Data about app and page elements
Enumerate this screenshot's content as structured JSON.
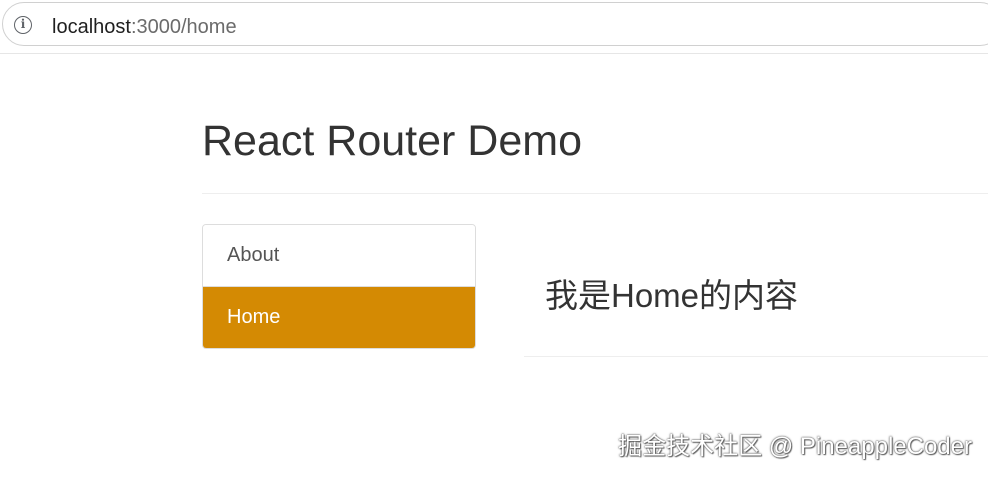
{
  "browser": {
    "url_host": "localhost",
    "url_path": ":3000/home",
    "info_icon": "info-icon"
  },
  "header": {
    "title": "React Router Demo"
  },
  "nav": {
    "items": [
      {
        "label": "About",
        "active": false
      },
      {
        "label": "Home",
        "active": true
      }
    ],
    "active_color": "#d48a03"
  },
  "content": {
    "heading": "我是Home的内容"
  },
  "watermark": {
    "text": "掘金技术社区 @ PineappleCoder"
  }
}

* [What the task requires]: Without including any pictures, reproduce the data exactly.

* [Answer box]:
Enumerate this screenshot's content as structured JSON.
{
  "browser": {
    "url_host": "localhost",
    "url_path": ":3000/home",
    "info_icon": "info-icon"
  },
  "header": {
    "title": "React Router Demo"
  },
  "nav": {
    "items": [
      {
        "label": "About",
        "active": false
      },
      {
        "label": "Home",
        "active": true
      }
    ],
    "active_color": "#d48a03"
  },
  "content": {
    "heading": "我是Home的内容"
  },
  "watermark": {
    "text": "掘金技术社区 @ PineappleCoder"
  }
}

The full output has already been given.